Thursday may be Halloween, but authorities in Guangzhou don’t seem to be in a festive mood.
Public transport police in the southern Chinese megacity are asking people not to wear scary makeup or costumes on the subway, according to an official statement Wednesday.
To prevent “causing discomfort or panic among other passengers,” the police said security staff will “discourage” passengers in Halloween attire from taking the subway and take action against anyone who “disrupts public order.” The statement did not explicitly say whether dressed-up passengers would be turned away.
“As the Western festival of Halloween approaches, some businesses and entertainment venues have begun holding various parties,” the statement said. “Passengers with strange costumes and makeup gather in subway stations in big cities, including Guangzhou, and sometimes they scare other passengers and disturb public order.”

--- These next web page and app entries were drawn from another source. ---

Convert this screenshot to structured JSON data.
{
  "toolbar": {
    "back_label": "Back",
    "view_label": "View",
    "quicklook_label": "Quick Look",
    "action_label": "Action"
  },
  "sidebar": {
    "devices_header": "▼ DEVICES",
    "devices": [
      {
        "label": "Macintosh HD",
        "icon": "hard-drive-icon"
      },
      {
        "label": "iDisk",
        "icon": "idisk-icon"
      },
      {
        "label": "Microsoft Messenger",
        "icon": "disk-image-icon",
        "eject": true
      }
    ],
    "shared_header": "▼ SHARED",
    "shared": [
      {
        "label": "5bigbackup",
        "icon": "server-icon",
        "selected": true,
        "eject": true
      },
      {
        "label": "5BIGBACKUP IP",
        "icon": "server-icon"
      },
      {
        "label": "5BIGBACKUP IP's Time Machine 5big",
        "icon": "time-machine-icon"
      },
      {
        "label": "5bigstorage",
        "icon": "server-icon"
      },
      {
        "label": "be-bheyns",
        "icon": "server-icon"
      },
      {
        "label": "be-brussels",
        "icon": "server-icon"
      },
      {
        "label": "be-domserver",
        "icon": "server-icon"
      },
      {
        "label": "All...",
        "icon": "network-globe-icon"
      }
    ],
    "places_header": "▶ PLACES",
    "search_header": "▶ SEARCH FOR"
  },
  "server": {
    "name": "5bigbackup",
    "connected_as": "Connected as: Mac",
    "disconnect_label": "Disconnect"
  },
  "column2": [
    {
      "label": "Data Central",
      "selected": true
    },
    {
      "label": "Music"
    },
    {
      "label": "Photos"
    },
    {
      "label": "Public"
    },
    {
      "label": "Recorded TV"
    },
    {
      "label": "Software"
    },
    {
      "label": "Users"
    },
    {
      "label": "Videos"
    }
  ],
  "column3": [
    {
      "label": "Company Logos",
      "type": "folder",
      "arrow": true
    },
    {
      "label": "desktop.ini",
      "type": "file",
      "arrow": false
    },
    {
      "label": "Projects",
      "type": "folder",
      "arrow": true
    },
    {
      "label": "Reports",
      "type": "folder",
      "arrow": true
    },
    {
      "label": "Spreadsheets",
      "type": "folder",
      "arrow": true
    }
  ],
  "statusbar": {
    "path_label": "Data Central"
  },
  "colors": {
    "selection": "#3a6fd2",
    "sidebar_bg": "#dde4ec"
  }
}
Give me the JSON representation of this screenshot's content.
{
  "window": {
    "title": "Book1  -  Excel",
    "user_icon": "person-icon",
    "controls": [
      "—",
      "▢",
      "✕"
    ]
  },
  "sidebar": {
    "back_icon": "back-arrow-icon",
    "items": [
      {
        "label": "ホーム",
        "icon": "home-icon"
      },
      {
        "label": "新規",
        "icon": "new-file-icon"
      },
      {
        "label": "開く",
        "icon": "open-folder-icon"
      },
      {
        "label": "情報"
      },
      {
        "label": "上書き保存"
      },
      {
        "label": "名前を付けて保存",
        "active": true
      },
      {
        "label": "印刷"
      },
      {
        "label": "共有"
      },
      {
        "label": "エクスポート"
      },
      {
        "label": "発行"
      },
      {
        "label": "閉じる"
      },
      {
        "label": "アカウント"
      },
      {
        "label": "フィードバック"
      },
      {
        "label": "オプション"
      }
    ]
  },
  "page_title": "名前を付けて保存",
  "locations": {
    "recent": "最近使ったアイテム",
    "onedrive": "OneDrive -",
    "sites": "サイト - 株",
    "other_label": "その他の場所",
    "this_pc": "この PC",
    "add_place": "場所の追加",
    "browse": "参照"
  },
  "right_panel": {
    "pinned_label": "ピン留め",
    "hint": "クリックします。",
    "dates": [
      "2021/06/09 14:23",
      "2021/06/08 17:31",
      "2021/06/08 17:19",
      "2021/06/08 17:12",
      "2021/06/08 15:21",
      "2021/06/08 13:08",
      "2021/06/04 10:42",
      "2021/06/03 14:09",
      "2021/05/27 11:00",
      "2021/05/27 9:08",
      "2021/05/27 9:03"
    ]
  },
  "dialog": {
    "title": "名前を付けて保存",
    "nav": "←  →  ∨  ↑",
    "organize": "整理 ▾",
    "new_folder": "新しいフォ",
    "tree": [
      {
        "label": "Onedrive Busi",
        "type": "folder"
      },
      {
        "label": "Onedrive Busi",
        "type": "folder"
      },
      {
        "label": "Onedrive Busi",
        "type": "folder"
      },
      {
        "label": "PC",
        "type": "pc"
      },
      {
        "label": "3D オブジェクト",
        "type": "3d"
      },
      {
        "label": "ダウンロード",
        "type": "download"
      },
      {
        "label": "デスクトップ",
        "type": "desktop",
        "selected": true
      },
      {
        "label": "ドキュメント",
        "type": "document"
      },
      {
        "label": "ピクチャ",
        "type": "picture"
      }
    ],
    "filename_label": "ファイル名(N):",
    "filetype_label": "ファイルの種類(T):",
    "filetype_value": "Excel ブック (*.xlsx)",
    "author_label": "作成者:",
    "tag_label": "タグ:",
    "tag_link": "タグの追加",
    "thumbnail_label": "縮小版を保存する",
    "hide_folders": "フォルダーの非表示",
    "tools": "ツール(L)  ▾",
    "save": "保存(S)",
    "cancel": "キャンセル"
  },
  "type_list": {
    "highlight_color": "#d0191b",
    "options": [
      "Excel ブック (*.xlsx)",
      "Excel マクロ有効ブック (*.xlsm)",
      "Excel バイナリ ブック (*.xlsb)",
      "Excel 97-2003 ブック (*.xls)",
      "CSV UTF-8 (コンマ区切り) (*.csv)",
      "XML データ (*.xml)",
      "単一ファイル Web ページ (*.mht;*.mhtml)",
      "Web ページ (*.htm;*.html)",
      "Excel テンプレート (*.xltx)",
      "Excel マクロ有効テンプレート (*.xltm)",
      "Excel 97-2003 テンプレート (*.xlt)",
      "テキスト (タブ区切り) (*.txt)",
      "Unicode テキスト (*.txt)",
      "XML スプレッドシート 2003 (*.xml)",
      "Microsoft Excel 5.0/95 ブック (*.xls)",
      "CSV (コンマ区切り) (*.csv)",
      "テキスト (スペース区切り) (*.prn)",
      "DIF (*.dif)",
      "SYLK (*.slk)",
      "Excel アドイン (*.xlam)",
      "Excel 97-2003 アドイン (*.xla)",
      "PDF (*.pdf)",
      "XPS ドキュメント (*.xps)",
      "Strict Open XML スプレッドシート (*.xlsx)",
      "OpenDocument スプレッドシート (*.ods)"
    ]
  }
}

The police policy comes after local media reported earlier this month that subway passengers dressed up for Halloween were stopped at a security checkpoint and asked to remove fake blood and other makeup before passing through.
A customer service representative for Guangzhou Metro Group, the company that operates the city’s subway system, told Sixth Tone on Thursday that stations near the Guangzhou Chimelong Tourist Resort — a theme park where many Halloween parties will take place this year — are providing makeup remover to painted passengers.
The subway system’s ban and the transport police’s announcement have been welcomed by some on Chinese social media. “After all, the subway is such a crowded public place — what if a child or an elderly person was frightened? Let’s try to understand each other,” read the most upvoted comment under a related media post.
More extreme reactions have called for a boycott of Halloween and an end to the “worship of all things foreign.” Still others online have doubted the existence of a law or regulation that bans Halloween costumes and makeup.
A staff member with Guangzhou Metro Group’s publicity office told Sixth Tone the company is merely complying with a 2016 public transport regulation. A spokesperson for the city’s public transport office said that, while there is no law or regulation specifically banning Halloween makeup or costumes on public transport, behavior that “disrupts public order” may be punished under China’s public security administration law.
This is not the Guangzhou subway system’s first standoff with cosmetology. In March, a passenger was asked to remove her Goth-style makeup before being allowed through security, prompting Goths across the country to post selfies on social media along with choice words for the city’s subway authority.
Editor: David Paulk.
(Header image: Young people dressed up in Halloween costume at a subway station in Nanjing, Jiangsu province, Oct. 22, 2014. IC)